** Opening Task material block **

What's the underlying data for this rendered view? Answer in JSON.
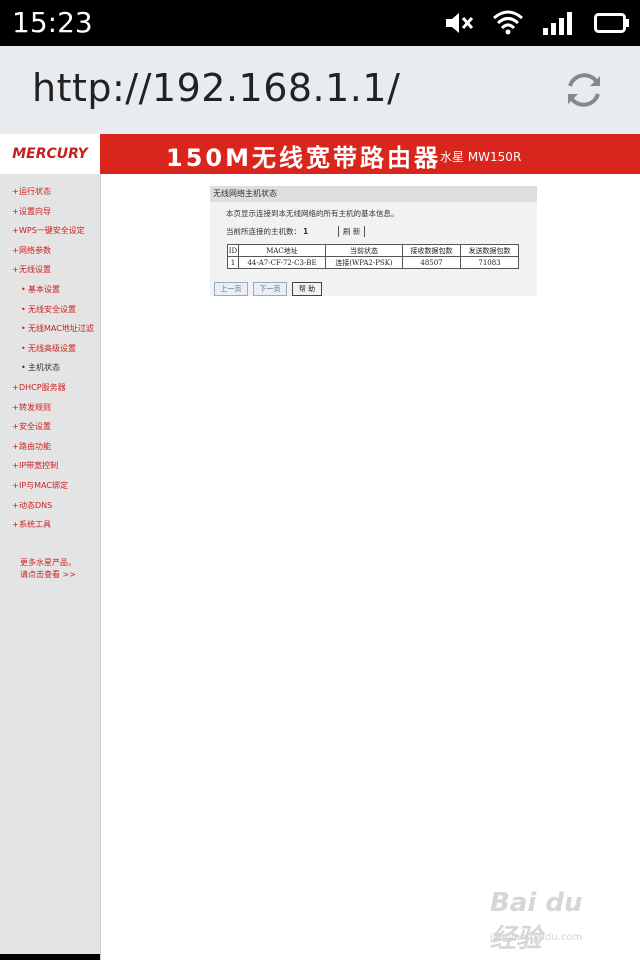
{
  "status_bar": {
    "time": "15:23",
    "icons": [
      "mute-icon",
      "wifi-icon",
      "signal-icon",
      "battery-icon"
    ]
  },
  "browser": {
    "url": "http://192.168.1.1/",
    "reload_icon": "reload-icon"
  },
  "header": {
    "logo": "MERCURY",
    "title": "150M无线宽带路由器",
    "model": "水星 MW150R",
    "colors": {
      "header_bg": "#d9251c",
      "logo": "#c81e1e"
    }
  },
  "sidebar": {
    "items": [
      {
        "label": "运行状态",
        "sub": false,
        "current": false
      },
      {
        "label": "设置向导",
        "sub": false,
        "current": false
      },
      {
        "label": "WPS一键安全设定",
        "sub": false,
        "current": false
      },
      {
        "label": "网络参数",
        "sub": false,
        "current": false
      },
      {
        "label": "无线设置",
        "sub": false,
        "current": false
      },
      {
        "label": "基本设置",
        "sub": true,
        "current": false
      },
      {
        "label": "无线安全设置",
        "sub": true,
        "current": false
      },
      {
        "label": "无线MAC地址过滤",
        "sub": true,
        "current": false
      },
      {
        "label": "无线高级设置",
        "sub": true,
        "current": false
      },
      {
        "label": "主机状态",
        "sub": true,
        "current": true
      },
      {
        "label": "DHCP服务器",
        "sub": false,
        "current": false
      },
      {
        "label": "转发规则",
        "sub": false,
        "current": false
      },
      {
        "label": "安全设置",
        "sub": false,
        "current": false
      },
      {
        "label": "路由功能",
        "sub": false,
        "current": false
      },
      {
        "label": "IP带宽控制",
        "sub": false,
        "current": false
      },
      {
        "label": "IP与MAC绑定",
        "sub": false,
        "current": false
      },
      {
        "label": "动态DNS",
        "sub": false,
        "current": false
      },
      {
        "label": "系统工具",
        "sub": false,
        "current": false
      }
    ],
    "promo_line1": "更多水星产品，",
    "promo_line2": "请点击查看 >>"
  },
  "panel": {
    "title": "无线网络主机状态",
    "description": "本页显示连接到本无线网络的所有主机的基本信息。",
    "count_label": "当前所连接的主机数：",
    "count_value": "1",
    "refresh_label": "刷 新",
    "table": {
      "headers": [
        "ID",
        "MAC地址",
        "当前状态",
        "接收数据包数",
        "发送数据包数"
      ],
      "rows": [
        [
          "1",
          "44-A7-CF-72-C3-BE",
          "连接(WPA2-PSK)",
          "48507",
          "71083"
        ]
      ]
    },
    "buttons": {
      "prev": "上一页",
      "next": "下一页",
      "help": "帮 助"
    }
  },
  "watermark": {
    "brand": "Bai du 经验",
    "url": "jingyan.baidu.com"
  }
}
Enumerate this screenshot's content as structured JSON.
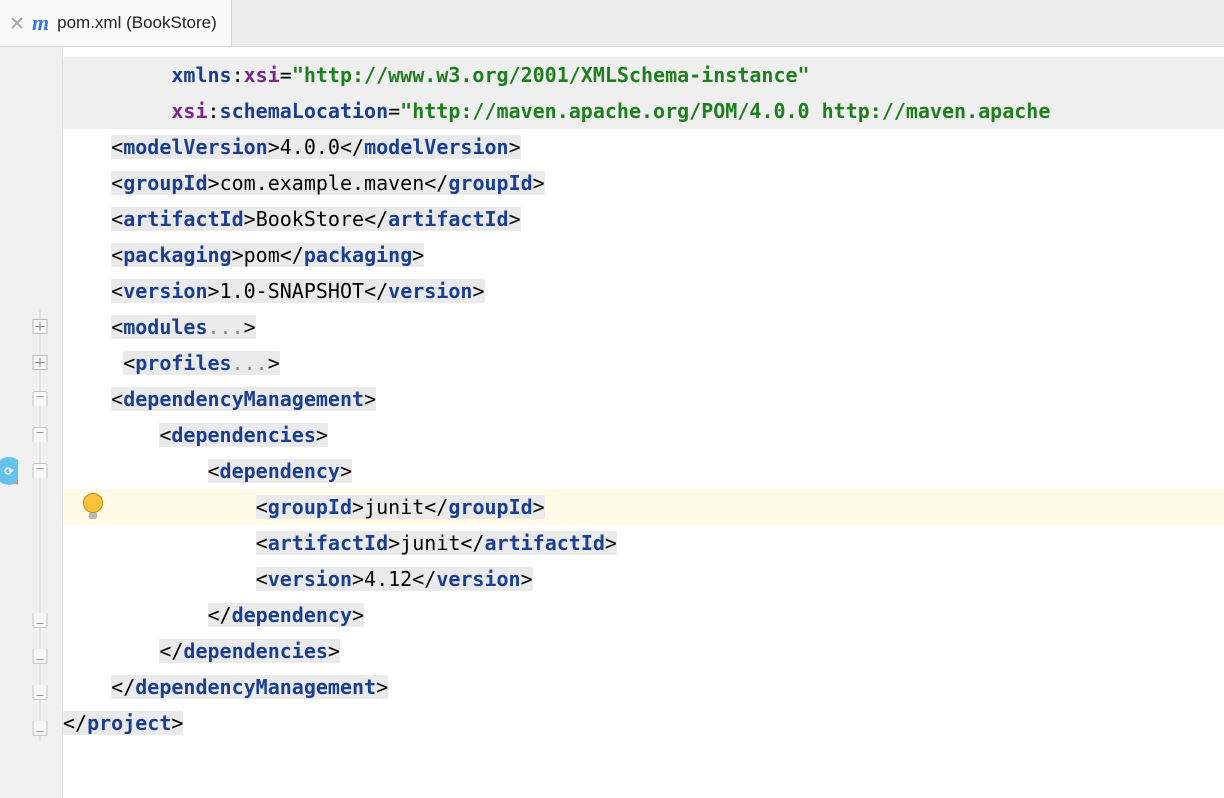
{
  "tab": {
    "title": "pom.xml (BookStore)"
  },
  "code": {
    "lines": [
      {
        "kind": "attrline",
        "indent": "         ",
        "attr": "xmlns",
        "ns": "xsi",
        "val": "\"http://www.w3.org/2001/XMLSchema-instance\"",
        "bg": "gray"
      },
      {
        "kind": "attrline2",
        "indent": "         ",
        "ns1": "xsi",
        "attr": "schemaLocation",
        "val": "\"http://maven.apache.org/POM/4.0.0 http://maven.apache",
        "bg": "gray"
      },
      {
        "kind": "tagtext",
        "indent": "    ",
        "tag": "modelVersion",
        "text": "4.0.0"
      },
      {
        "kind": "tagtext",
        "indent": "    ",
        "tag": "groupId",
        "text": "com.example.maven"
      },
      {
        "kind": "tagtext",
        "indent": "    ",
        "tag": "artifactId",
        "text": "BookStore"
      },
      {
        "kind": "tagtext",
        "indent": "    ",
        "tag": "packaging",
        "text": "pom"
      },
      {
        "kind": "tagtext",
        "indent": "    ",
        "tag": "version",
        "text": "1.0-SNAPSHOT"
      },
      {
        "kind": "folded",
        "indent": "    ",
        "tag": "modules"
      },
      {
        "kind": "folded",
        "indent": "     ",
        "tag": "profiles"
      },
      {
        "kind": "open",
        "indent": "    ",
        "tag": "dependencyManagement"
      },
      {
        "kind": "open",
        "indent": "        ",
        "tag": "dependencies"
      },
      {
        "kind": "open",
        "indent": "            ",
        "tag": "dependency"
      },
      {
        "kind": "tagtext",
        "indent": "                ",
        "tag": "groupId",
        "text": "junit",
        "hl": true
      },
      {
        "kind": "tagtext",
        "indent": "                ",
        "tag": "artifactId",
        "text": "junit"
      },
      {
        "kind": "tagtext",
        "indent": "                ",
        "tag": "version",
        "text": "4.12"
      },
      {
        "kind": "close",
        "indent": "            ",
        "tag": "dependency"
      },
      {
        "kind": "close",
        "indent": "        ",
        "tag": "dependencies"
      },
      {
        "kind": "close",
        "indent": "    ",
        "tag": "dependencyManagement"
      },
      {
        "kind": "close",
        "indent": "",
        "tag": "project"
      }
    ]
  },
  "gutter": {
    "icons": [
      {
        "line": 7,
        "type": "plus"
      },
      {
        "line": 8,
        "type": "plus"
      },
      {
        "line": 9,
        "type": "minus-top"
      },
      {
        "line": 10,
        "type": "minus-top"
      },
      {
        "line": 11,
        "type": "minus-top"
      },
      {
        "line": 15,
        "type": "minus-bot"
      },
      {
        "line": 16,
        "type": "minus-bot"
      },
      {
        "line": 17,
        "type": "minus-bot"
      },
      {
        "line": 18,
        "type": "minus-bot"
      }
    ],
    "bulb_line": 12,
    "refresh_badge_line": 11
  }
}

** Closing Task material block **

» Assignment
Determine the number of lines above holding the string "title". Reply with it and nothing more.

» Solution
3